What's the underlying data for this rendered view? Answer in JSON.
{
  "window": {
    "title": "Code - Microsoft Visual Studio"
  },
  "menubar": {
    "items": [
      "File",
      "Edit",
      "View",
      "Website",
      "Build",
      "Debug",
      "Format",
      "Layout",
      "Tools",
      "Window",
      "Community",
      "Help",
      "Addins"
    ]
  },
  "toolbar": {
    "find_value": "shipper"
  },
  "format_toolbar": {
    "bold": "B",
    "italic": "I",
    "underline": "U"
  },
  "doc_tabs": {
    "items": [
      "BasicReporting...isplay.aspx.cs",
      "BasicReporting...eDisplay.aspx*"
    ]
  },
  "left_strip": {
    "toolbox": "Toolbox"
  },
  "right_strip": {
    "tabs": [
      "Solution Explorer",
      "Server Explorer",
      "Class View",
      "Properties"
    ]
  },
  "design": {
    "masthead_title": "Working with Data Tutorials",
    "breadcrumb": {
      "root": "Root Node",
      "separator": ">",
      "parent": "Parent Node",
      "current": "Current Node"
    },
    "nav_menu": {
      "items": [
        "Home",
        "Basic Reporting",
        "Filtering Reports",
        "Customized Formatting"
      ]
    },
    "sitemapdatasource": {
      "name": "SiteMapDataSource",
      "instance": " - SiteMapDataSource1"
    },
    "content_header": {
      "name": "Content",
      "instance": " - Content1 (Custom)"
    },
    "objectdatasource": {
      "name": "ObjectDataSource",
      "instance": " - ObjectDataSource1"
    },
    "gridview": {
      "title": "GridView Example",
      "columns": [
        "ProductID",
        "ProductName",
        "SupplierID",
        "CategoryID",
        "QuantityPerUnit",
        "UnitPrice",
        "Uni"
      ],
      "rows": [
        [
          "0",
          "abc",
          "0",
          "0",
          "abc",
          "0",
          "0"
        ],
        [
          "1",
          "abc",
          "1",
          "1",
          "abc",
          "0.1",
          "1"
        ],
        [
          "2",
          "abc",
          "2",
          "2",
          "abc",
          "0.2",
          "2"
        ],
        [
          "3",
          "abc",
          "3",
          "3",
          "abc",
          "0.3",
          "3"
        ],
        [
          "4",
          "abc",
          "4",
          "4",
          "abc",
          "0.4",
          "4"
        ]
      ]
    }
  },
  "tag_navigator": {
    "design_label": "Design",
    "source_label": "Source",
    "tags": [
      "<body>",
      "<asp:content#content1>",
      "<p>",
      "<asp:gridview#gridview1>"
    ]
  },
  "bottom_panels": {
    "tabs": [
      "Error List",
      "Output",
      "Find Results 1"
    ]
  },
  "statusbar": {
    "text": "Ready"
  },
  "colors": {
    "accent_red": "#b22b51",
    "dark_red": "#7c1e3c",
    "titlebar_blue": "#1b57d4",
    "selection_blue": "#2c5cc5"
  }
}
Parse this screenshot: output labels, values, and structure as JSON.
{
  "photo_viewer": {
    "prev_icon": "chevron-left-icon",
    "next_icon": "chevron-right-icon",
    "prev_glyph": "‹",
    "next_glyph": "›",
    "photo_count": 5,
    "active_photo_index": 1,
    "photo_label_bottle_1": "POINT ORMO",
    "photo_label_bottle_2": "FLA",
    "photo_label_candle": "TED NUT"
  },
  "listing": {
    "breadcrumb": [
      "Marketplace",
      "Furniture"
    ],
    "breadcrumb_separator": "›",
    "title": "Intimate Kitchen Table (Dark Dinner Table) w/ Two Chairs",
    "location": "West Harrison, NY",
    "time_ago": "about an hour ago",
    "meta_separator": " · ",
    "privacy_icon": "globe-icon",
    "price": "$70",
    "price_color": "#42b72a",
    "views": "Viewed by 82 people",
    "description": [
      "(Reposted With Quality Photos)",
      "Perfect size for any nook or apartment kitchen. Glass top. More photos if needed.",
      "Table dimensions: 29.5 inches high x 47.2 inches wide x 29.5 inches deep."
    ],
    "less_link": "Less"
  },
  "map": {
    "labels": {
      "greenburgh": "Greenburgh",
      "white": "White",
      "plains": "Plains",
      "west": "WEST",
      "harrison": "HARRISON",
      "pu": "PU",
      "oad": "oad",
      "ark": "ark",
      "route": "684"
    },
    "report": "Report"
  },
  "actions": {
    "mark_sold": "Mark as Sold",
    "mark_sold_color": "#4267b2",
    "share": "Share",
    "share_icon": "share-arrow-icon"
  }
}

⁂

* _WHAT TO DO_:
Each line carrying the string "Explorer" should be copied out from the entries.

* _ANSWER BELOW_:
      "Solution Explorer",
      "Server Explorer",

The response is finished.